**About this task:** Whenever a line below includes the string "nSystem", show it.

━━━━━━━━

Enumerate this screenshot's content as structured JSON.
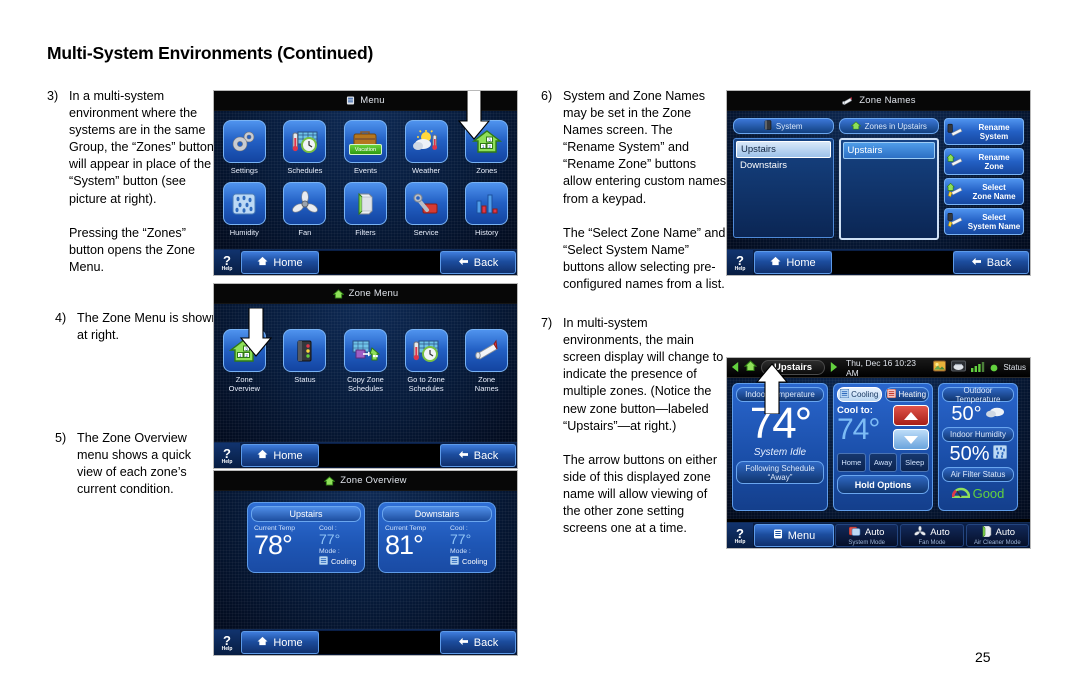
{
  "page": {
    "title": "Multi-System Environments (Continued)",
    "number": "25"
  },
  "left_column": [
    {
      "num": "3)",
      "text": "In a multi-system environment where the systems are in the same Group, the “Zones” button will appear in place of the “System” button (see picture at right)."
    },
    {
      "num": "",
      "text": "Pressing the “Zones” button opens the Zone Menu."
    },
    {
      "num": "4)",
      "text": "The Zone Menu is shown at right."
    },
    {
      "num": "5)",
      "text": "The Zone Overview menu shows a quick view of each zone’s current condition."
    }
  ],
  "right_column": [
    {
      "num": "6)",
      "text": "System and Zone Names may be set in the Zone Names screen.  The “Rename System” and “Rename Zone” buttons allow entering custom names from a keypad."
    },
    {
      "num": "",
      "text": "The “Select Zone Name” and “Select System Name” buttons allow selecting pre-configured names from a list."
    },
    {
      "num": "7)",
      "text": "In multi-system environments, the main screen display will change to indicate the presence of multiple zones.  (Notice the new zone button—labeled “Upstairs”—at right.)"
    },
    {
      "num": "",
      "text": "The arrow buttons on either side of this displayed zone name will allow viewing of the other zone setting screens one at a time."
    }
  ],
  "screens": {
    "menu": {
      "title": "Menu",
      "title_icon": "menu-icon",
      "tiles": [
        {
          "label": "Settings",
          "icon": "gears-icon"
        },
        {
          "label": "Schedules",
          "icon": "schedule-icon"
        },
        {
          "label": "Events",
          "icon": "suitcase-icon",
          "badge": "Vacation"
        },
        {
          "label": "Weather",
          "icon": "weather-icon"
        },
        {
          "label": "Zones",
          "icon": "zones-house-icon"
        },
        {
          "label": "Humidity",
          "icon": "humidity-icon"
        },
        {
          "label": "Fan",
          "icon": "fan-icon"
        },
        {
          "label": "Filters",
          "icon": "filter-icon"
        },
        {
          "label": "Service",
          "icon": "wrench-icon"
        },
        {
          "label": "History",
          "icon": "bar-chart-icon"
        }
      ],
      "help": {
        "mark": "?",
        "label": "Help"
      },
      "home": "Home",
      "back": "Back"
    },
    "zone_menu": {
      "title": "Zone Menu",
      "title_icon": "house-icon",
      "tiles": [
        {
          "label": "Zone\nOverview",
          "icon": "zones-house-icon"
        },
        {
          "label": "Status",
          "icon": "equipment-icon"
        },
        {
          "label": "Copy Zone\nSchedules",
          "icon": "copy-schedule-icon"
        },
        {
          "label": "Go to Zone\nSchedules",
          "icon": "schedule-icon"
        },
        {
          "label": "Zone\nNames",
          "icon": "nametag-icon"
        }
      ],
      "help": {
        "mark": "?",
        "label": "Help"
      },
      "home": "Home",
      "back": "Back"
    },
    "zone_overview": {
      "title": "Zone Overview",
      "title_icon": "house-icon",
      "labels": {
        "current_temp": "Current Temp",
        "cool": "Cool :",
        "mode": "Mode :"
      },
      "zones": [
        {
          "name": "Upstairs",
          "current_temp": "78°",
          "cool": "77°",
          "mode": "Cooling"
        },
        {
          "name": "Downstairs",
          "current_temp": "81°",
          "cool": "77°",
          "mode": "Cooling"
        }
      ],
      "help": {
        "mark": "?",
        "label": "Help"
      },
      "home": "Home",
      "back": "Back"
    },
    "zone_names": {
      "title": "Zone Names",
      "title_icon": "nametag-icon",
      "system_header": "System",
      "system_header_icon": "equipment-icon",
      "zones_header": "Zones in Upstairs",
      "zones_header_icon": "house-icon",
      "system_list": [
        "Upstairs",
        "Downstairs"
      ],
      "system_selected": "Upstairs",
      "zone_list": [
        "Upstairs"
      ],
      "zone_selected": "Upstairs",
      "buttons": [
        {
          "label": "Rename\nSystem",
          "icon": "rename-system-icon"
        },
        {
          "label": "Rename\nZone",
          "icon": "rename-zone-icon"
        },
        {
          "label": "Select\nZone Name",
          "icon": "select-zone-name-icon"
        },
        {
          "label": "Select\nSystem Name",
          "icon": "select-system-name-icon"
        }
      ],
      "help": {
        "mark": "?",
        "label": "Help"
      },
      "home": "Home",
      "back": "Back"
    },
    "main": {
      "zone_name": "Upstairs",
      "datetime": "Thu, Dec 16   10:23 AM",
      "status_label": "Status",
      "indoor": {
        "header": "Indoor Temperature",
        "temp": "74°",
        "state": "System Idle",
        "schedule_line1": "Following Schedule",
        "schedule_line2": "“Away”"
      },
      "control": {
        "cooling_tab": "Cooling",
        "heating_tab": "Heating",
        "active_tab": "Cooling",
        "setpoint_label": "Cool to:",
        "setpoint": "74°",
        "presets": [
          "Home",
          "Away",
          "Sleep"
        ],
        "hold_options": "Hold Options"
      },
      "right": {
        "outdoor_header": "Outdoor Temperature",
        "outdoor_temp": "50°",
        "humidity_header": "Indoor Humidity",
        "humidity": "50%",
        "filter_header": "Air Filter Status",
        "filter_status": "Good"
      },
      "bottom": {
        "help": {
          "mark": "?",
          "label": "Help"
        },
        "menu": "Menu",
        "buttons": [
          {
            "value": "Auto",
            "label": "System Mode",
            "icon": "system-mode-icon"
          },
          {
            "value": "Auto",
            "label": "Fan Mode",
            "icon": "fan-mode-icon"
          },
          {
            "value": "Auto",
            "label": "Air Cleaner Mode",
            "icon": "air-cleaner-icon"
          }
        ]
      }
    }
  },
  "colors": {
    "tile_blue": "#2360c4",
    "panel_blue": "#1a4ea8",
    "accent_cyan": "#7dbcf5",
    "good_green": "#63d13f",
    "heat_red": "#a81f18"
  }
}
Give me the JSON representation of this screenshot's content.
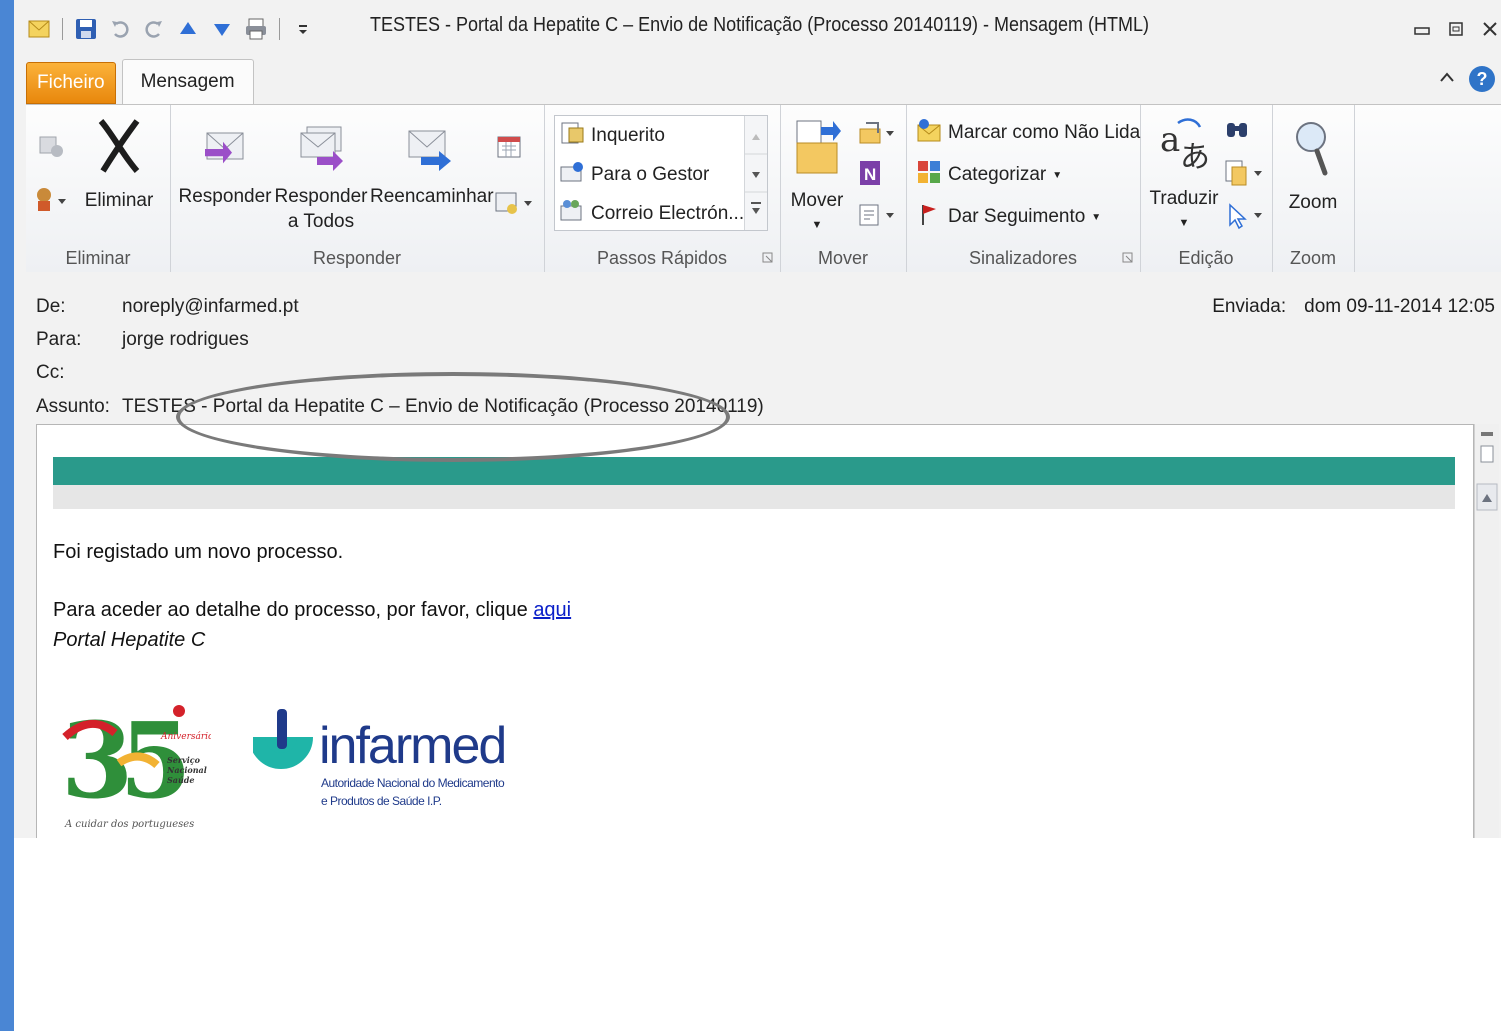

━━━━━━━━

**Solution below:**
          "label": "Rename\nSystem",
          "label": "Select\nSystem Name",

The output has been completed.